As the national crackdown on drunk driving continues, prosecutors, legislators, and the courts are increasingly looking toward expansion of the limits on a driver's criminal and civil liability. One method that has seen much recent favor is to drastically increase the punishment by simply interpreting the conduct as fitting a more serious type of crime: felony drunk driving, or felony DUI. Thus under certain circumstances the misdemeanor offense of driving under the influence of alcohol will be treated as a felony punishable by incarceration in state prison. The most ominous manifestation of this trend is the growing use of murder statutes where drunk driving results in a death.
Drunk driving can have felony status when the driving results in an injury to another party. Where there is "bodily injury" or "substantial bodily harm," depending on the jurisdiction's statutory language, the charge in most states will be what is commonly referred to as "felony drunk driving." California's felony drunk driving statute is fairly typical:
Any person who, while under the influence of intoxicating liquor, or under the combined influence of intoxicating liquor and any drug, drives a vehicle and when so driving does any act forbidden by law or neglects any duty imposed by law in the driving of such vehicle, which act or neglect proximately causes bodily injury to any person other than himself, is guilty of a felony. [California Vehicle Code Section 23153.]
Thus three further elements have been added to the corpus delicti:
As to these three additional elements, counsel should be aware of two possible sources of error in the prosecution's pleading or in his proof. First, the prosecution cannot ''bootstrap'' the first of the new requirements: The violation of law must be of a statute other than the drunk driving statute. Commonly, the violation will consist of some traffic offense such as speeding or running a traffic light. Second, the bodily injury must be proximately caused by the client's violation of the statute. If there is an independent source of causation, the elements of the corpus are not satisfied. For an extreme application of this requirement, see People v. Weems, 54 Cal. App. 4th 854 (1997), where the defendant's passengers were not wearing seat belts — sufficient, according to the court, to satisfy the neglect of duty requirement of the felony DUI statute: The injuries were proximately caused by the failure of the defendant to ensure that they were belted in.
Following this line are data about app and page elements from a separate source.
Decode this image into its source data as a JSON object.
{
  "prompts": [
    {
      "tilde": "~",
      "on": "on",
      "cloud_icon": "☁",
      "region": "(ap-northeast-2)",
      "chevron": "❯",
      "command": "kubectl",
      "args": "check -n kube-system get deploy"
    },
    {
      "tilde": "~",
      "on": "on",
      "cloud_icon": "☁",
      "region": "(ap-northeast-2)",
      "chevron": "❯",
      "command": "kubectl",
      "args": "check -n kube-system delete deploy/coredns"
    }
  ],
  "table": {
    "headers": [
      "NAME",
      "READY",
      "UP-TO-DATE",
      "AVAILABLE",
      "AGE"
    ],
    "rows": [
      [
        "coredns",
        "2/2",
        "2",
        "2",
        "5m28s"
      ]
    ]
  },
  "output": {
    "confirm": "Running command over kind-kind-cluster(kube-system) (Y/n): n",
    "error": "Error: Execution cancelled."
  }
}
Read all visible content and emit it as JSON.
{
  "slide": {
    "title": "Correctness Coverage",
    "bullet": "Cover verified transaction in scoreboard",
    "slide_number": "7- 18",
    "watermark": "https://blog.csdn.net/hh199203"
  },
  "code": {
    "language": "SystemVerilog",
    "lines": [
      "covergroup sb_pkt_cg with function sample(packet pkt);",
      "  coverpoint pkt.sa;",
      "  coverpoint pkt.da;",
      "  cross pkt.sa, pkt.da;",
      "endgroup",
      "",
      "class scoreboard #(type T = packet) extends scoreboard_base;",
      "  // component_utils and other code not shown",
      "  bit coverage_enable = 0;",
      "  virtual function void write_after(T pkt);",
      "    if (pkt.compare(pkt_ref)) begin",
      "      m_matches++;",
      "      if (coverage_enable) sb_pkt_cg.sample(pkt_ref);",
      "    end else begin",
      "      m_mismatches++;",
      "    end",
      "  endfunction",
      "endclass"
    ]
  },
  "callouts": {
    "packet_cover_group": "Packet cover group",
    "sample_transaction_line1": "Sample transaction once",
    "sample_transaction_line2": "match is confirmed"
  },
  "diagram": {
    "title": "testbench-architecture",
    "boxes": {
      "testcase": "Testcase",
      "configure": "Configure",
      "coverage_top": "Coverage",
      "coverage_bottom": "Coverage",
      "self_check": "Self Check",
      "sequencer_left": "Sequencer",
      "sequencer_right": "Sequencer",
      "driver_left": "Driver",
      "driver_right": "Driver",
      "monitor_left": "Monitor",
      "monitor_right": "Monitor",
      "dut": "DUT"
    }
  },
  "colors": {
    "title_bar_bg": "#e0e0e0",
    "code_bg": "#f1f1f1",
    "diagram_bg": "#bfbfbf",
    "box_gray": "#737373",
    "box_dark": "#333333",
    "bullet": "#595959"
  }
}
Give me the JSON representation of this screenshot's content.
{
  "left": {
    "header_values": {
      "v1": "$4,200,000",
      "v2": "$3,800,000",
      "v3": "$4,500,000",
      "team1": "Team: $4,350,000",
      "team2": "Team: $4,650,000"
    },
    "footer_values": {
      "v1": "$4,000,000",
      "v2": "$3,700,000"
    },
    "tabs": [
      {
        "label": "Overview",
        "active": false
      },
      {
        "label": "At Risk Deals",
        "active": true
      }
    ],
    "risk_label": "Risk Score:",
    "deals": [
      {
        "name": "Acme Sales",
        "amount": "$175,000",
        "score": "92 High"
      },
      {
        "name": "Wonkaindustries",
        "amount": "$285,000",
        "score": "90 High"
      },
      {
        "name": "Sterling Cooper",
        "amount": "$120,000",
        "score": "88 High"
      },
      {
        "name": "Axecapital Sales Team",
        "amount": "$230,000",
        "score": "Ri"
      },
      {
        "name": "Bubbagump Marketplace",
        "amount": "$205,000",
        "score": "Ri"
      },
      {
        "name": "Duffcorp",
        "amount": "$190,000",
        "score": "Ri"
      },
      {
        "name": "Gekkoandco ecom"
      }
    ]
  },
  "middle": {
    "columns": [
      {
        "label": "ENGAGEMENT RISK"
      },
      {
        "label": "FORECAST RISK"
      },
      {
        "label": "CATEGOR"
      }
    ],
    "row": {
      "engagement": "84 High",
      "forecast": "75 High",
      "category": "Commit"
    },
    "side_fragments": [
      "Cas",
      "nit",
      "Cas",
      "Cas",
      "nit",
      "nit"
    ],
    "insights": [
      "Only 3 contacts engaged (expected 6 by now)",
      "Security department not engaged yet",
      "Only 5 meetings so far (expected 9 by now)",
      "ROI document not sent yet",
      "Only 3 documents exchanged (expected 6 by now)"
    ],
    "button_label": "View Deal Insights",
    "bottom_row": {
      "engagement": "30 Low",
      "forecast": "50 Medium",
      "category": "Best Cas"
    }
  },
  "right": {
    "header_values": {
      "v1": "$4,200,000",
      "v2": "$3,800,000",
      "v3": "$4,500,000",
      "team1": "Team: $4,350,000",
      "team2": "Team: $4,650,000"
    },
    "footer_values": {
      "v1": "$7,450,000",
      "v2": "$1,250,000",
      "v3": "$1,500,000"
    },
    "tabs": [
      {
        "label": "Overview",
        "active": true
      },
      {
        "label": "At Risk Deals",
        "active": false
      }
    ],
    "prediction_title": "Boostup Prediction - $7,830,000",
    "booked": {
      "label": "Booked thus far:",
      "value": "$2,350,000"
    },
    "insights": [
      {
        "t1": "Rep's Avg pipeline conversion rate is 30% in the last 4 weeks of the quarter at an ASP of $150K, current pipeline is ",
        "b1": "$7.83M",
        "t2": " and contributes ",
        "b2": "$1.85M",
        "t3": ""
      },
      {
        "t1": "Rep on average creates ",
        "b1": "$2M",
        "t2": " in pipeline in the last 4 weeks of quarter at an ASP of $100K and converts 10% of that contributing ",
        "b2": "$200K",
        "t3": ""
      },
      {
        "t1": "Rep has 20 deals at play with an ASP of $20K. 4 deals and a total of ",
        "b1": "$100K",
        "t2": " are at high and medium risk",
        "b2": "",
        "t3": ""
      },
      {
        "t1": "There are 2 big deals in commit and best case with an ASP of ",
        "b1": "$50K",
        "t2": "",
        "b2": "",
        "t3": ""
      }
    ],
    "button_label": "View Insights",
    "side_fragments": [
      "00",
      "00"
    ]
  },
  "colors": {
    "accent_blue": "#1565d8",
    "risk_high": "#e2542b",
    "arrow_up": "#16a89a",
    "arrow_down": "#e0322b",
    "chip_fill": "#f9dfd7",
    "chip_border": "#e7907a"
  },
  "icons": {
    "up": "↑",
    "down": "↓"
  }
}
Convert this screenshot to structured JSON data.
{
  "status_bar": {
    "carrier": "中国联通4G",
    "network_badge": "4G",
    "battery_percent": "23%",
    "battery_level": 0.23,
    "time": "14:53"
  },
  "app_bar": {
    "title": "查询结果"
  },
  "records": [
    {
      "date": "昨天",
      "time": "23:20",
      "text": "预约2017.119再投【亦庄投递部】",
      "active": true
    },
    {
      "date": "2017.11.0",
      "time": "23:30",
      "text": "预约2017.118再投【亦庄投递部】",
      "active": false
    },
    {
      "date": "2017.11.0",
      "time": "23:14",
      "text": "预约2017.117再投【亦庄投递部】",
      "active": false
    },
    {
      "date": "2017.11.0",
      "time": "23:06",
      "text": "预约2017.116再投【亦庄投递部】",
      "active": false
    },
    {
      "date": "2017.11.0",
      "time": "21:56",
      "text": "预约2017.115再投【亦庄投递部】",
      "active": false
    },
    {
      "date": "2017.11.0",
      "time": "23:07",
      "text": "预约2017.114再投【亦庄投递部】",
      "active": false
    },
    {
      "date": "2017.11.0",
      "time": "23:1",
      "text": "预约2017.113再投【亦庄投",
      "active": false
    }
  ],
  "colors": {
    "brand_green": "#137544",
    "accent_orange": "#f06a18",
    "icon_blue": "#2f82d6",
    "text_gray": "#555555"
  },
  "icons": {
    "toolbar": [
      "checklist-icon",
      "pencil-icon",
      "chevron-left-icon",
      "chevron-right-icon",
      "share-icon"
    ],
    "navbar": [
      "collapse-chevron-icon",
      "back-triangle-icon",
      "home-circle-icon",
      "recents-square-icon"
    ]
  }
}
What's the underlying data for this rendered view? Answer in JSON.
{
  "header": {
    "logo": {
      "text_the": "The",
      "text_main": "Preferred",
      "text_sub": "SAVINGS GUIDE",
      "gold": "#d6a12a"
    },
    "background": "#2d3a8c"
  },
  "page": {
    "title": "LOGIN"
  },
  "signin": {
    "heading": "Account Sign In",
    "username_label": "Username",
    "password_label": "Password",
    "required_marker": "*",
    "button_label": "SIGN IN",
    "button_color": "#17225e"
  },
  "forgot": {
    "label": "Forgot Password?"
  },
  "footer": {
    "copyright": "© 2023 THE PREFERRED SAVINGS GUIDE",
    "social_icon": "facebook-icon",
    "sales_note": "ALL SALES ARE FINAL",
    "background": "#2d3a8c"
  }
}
As an example of a prosecutorial "over-filing" of a drunk driving case, there is the situation in which the client was driving his vehicle while under the influence and rammed into another vehicle proceeding more slowly in front of him, causing the driver of that vehicle to be hospitalized. The inexperienced or overly zealous prosecutor may automatically think of the equation, "drunk driving plus injury equals felony drunk driving." However, absent additional facts, there are two essential elements missing in this situation: There is no evidence of an independent violation of a statute, nor, therefore, is there any evidence that the injuries were caused by a violation.
Can a driver be charged with assault with a deadly weapon where there was no intent and the "weapon" was his vehicle? Apparently so, at least according to one appellate decision in Texas. In Roberts v. State, 766 S.W.2d 578 (Tex. App. 1989), the defendant caused an accident while fleeing police, resulting in the death of one person and injury to two others. He was charged with and convicted of aggravated assault with a deadly weapon and aggravated assault resulting in serious bodily injury. On appeal, the court found that the car qualified as a "deadly weapon," and that the defendant's conduct amounted to an assault even though it was reckless rather than intentional.